→ **THE TASK**
Check every line below for the word "from" and show those that hold it.
______________________________
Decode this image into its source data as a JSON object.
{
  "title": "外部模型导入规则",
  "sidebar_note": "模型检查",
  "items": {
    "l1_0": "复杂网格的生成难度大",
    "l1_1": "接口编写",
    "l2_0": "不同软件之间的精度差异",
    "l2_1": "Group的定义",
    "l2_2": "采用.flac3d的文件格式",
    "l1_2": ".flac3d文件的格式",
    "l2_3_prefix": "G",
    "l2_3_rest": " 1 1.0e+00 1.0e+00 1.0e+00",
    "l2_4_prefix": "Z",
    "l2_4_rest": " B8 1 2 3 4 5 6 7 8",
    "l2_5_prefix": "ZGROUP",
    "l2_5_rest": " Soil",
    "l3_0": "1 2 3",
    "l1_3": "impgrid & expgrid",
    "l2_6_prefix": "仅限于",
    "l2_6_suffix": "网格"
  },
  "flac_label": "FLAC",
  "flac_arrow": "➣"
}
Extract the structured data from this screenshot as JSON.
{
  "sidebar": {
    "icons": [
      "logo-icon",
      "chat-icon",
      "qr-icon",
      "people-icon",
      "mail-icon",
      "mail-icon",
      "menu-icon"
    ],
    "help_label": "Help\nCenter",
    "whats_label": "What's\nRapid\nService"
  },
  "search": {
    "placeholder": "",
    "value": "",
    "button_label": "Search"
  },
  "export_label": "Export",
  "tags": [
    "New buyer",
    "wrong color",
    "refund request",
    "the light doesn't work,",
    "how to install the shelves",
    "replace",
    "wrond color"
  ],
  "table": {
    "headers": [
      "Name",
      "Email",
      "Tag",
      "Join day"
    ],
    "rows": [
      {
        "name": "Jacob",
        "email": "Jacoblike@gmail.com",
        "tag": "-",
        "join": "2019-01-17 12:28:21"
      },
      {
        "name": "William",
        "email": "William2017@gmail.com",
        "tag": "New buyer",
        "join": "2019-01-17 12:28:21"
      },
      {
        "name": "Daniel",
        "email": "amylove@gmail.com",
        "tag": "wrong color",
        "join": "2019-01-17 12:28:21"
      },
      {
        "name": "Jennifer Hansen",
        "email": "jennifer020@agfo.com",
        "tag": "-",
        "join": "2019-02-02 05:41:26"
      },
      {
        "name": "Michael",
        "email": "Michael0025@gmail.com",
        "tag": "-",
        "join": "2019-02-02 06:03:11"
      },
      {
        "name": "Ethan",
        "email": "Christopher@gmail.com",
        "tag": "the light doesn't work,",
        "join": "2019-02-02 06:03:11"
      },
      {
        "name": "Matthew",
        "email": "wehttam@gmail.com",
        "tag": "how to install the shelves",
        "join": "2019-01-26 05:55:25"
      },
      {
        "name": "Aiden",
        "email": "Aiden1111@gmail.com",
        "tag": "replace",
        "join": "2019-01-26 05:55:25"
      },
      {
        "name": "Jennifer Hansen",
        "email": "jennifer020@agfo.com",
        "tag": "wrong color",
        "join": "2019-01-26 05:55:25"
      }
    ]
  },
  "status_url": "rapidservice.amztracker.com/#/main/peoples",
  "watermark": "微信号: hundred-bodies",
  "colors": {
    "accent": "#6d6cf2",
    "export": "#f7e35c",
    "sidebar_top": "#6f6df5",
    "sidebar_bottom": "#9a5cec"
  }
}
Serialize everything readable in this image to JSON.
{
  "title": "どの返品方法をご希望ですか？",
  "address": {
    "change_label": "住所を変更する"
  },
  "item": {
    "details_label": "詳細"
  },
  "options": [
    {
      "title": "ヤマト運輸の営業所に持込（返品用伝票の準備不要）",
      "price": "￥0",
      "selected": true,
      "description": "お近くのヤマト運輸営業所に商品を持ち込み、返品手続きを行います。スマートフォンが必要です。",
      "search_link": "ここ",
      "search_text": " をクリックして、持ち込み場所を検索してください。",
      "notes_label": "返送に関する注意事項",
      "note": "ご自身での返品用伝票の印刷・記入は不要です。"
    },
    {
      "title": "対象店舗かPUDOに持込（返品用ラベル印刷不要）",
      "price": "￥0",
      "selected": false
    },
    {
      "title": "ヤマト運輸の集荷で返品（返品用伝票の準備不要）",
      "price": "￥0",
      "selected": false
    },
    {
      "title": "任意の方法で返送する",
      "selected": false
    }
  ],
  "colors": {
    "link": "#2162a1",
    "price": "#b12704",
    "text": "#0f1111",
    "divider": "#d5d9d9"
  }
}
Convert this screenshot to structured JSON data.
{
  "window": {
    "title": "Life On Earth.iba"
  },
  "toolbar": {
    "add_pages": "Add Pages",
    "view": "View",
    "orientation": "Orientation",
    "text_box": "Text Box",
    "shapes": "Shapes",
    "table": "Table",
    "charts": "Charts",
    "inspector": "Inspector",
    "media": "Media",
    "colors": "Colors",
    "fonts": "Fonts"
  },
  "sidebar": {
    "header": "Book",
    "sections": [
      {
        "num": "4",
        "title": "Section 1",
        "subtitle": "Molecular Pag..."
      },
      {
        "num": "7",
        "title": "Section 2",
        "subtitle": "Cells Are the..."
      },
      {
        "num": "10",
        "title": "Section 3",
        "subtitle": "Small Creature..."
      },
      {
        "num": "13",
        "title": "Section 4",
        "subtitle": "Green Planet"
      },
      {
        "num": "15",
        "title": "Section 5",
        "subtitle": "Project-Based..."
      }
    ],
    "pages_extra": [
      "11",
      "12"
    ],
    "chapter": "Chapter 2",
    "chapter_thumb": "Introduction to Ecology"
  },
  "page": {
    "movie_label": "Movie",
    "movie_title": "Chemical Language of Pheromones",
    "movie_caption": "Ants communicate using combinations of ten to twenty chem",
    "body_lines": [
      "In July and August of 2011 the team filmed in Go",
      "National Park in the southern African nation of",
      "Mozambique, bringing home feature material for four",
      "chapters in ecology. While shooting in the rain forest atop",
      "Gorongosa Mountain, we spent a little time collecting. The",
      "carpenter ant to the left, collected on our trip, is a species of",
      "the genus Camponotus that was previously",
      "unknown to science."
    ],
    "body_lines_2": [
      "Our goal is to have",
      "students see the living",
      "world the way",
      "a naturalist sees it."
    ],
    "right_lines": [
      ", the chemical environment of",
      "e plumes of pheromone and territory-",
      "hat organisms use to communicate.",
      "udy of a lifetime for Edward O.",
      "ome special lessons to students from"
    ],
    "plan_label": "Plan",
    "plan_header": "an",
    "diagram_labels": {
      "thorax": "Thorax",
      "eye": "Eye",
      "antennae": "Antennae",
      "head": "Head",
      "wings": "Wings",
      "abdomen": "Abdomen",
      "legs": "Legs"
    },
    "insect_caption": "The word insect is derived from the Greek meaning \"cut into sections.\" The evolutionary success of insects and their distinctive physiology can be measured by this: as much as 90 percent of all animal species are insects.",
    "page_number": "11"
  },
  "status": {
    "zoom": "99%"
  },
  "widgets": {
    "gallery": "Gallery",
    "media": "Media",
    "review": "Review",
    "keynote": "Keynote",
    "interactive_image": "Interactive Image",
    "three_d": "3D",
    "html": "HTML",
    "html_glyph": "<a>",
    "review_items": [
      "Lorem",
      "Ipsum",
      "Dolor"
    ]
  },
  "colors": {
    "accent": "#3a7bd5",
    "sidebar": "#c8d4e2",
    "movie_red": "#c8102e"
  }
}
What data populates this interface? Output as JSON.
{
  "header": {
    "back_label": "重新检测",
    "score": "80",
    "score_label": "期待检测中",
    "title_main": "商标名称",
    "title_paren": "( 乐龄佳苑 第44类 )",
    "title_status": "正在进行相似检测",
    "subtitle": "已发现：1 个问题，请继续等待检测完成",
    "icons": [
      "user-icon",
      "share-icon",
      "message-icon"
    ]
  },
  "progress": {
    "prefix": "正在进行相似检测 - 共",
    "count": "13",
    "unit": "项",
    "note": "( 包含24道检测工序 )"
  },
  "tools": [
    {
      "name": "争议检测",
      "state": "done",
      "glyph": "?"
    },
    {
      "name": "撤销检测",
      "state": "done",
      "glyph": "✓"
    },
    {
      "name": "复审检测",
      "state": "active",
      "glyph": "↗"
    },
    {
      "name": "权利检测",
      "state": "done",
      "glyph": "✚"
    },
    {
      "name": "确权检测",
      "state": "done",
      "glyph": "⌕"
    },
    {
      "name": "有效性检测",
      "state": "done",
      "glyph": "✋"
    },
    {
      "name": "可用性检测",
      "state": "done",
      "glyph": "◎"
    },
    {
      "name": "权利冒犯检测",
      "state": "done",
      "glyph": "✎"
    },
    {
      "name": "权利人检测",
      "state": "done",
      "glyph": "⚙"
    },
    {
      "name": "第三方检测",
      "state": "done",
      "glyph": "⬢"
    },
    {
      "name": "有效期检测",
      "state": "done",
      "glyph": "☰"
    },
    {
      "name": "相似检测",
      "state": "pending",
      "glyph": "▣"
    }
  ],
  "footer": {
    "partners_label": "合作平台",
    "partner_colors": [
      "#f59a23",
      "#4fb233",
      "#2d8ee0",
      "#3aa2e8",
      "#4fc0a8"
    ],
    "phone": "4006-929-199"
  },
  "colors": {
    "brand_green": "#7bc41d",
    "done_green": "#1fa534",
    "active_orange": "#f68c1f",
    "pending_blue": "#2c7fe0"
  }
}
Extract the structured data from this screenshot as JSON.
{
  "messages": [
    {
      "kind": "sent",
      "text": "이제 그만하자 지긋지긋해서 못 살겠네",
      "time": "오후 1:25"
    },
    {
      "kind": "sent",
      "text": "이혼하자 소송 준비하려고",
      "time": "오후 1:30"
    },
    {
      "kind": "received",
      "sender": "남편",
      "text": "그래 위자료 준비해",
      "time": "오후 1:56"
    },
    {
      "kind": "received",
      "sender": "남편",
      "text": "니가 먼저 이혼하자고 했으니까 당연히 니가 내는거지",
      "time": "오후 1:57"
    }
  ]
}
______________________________
→ **SOLVED EXERCISE**
Extract the structured data from this screenshot as JSON.
      "ome special lessons to students from"
    "insect_caption": "The word insect is derived from the Greek meaning \"cut into sections.\" The evolutionary success of insects and their distinctive physiology can be measured by this: as much as 90 percent of all animal species are insects.",
Extract the structured data from this screenshot as JSON.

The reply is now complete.